It's time for the Salt Lake County Council to nominate people for two positions on the Jordan Valley Water Conservancy District board.
Sounds pretty matter of fact, but the issue sparked vigorous council debate last week over whether appointed board members should be limited to two terms.
Councilmen Jim Bradley and Steve DeBry suggested it might be good to restrict trustees to eight years. They noted that Gov. Gary Herbert, who ultimately makes the appointments, has stated his preference for two-term limits on most boards. A county ordinance also recommends limits, although it gives the council leeway to approve longer stints .
In this case, the Jordan Valley trustee positions that expire in January are held by Royce Gibson, who has been on the board 18 years, and Richard McDonald, a member since 2006.
"You could argue water policy is long-term, and having long-term members helps with continuity," Bradley said. "On the other side, there's a lot of talent out there and water shouldn't be controlled by an exclusive group."
But Councilman Michael Jensen, who represents the county on the Central Utah Water Conservancy District's board, argued vociferously that water boards are unique because they deal with public needs far in the future, making longevity an asset.
"I'm very opposed to putting absolutes in and to say only two terms," said Jensen, one of four county council members who have served more than two terms (Bradley, David Wilde and Randy Horiuchi being the others).
"I can't fathom changing the board every eight years," he added. "Every water board in the state is asking the governor to change his position on the two-term limit. We're not talking about a road that will be built next year, but water development 50 years down the road."
He was backed by Councilman Max Burdick, who observed "we don't have term limits here. It's disingenuous [for us] to say others should."
Councilman Richard Snelgrove endorsed Bradley and DeBry's position, saying he was troubled by someone spending 18 years on a public policy board because then trustees get closer to the institution than the people they're supposed to represent.
"I haven't heard of any scandals or issues of concern [because of Gibson's tenure]," he said, "but I'm not sure that's a reason to extend the status quo. New blood [on the board] might find issues we should be aware of."

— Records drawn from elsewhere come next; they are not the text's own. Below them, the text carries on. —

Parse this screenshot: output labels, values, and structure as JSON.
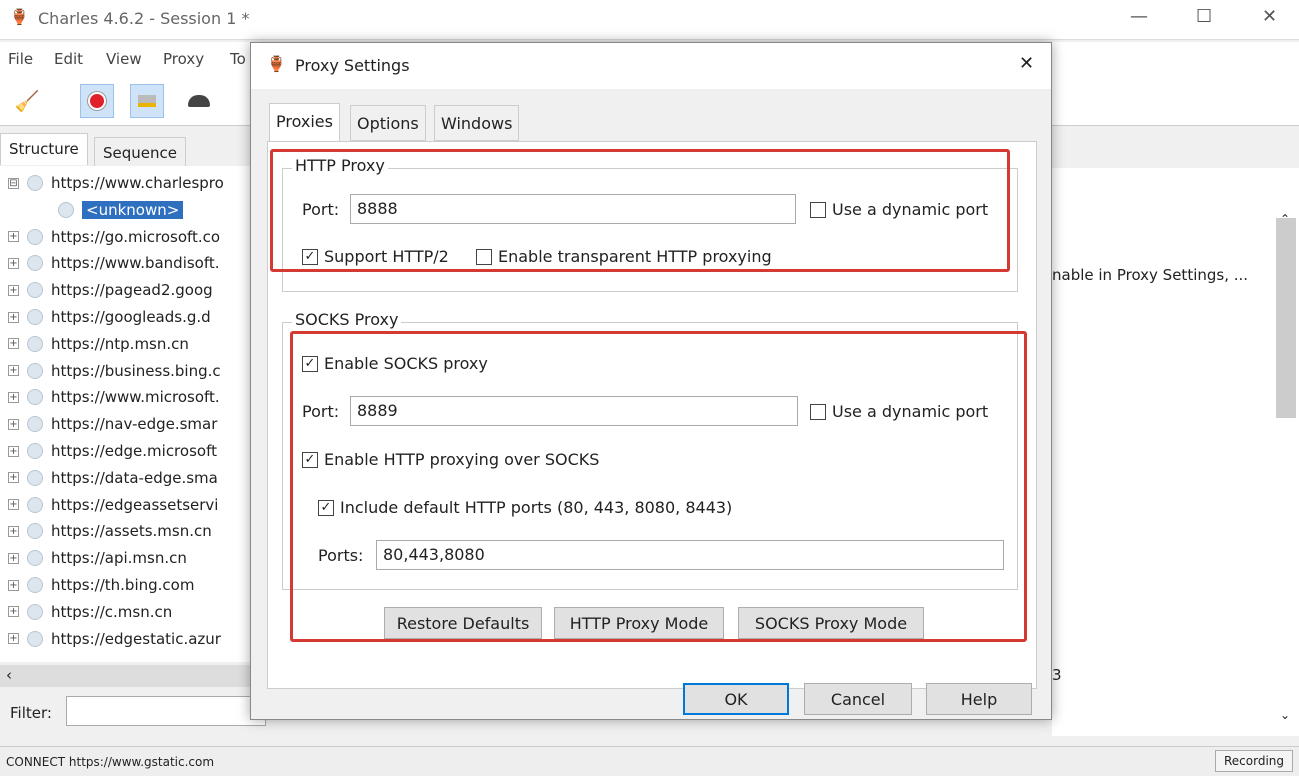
{
  "window": {
    "title": "Charles 4.6.2 - Session 1 *",
    "min": "—",
    "max": "☐",
    "close": "✕"
  },
  "menu": [
    "File",
    "Edit",
    "View",
    "Proxy",
    "To"
  ],
  "left_tabs": [
    "Structure",
    "Sequence"
  ],
  "tree": [
    {
      "label": "https://www.charlespro",
      "exp": "⊟"
    },
    {
      "label": "<unknown>",
      "child": true,
      "selected": true
    },
    {
      "label": "https://go.microsoft.co",
      "exp": "+"
    },
    {
      "label": "https://www.bandisoft.",
      "exp": "+"
    },
    {
      "label": "https://pagead2.goog",
      "exp": "+"
    },
    {
      "label": "https://googleads.g.d",
      "exp": "+"
    },
    {
      "label": "https://ntp.msn.cn",
      "exp": "+"
    },
    {
      "label": "https://business.bing.c",
      "exp": "+"
    },
    {
      "label": "https://www.microsoft.",
      "exp": "+"
    },
    {
      "label": "https://nav-edge.smar",
      "exp": "+"
    },
    {
      "label": "https://edge.microsoft",
      "exp": "+"
    },
    {
      "label": "https://data-edge.sma",
      "exp": "+"
    },
    {
      "label": "https://edgeassetservi",
      "exp": "+"
    },
    {
      "label": "https://assets.msn.cn",
      "exp": "+"
    },
    {
      "label": "https://api.msn.cn",
      "exp": "+"
    },
    {
      "label": "https://th.bing.com",
      "exp": "+"
    },
    {
      "label": "https://c.msn.cn",
      "exp": "+"
    },
    {
      "label": "https://edgestatic.azur",
      "exp": "+"
    }
  ],
  "filter_label": "Filter:",
  "status": {
    "text": "CONNECT https://www.gstatic.com",
    "recording": "Recording"
  },
  "right": {
    "text": "nable in Proxy Settings, ...",
    "partial": "3"
  },
  "dialog": {
    "title": "Proxy Settings",
    "close": "✕",
    "tabs": [
      "Proxies",
      "Options",
      "Windows"
    ],
    "http": {
      "legend": "HTTP Proxy",
      "port_label": "Port:",
      "port": "8888",
      "dynamic": "Use a dynamic port",
      "http2": "Support HTTP/2",
      "transparent": "Enable transparent HTTP proxying"
    },
    "socks": {
      "legend": "SOCKS Proxy",
      "enable": "Enable SOCKS proxy",
      "port_label": "Port:",
      "port": "8889",
      "dynamic": "Use a dynamic port",
      "over": "Enable HTTP proxying over SOCKS",
      "include": "Include default HTTP ports (80, 443, 8080, 8443)",
      "ports_label": "Ports:",
      "ports": "80,443,8080"
    },
    "buttons": {
      "restore": "Restore Defaults",
      "http_mode": "HTTP Proxy Mode",
      "socks_mode": "SOCKS Proxy Mode",
      "ok": "OK",
      "cancel": "Cancel",
      "help": "Help"
    },
    "check": "✓"
  },
  "colors": {
    "highlight": "#d43a32",
    "selection": "#2f6fc0"
  }
}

Jensen countered that having board members with years of experience is the best way to check the power of water-district managers. If there are problems with trustees' performances, he added, the current approval process gives both the council and the governor authority to replace them when their terms expire.
He made a motion to maintain the status quo, with the council nominating three people to each position for Herbert's ultimate selection. After the protracted debate, the motion passed unanimously.
Nominations for the two Jordan Valley posts will be assembled in the next month.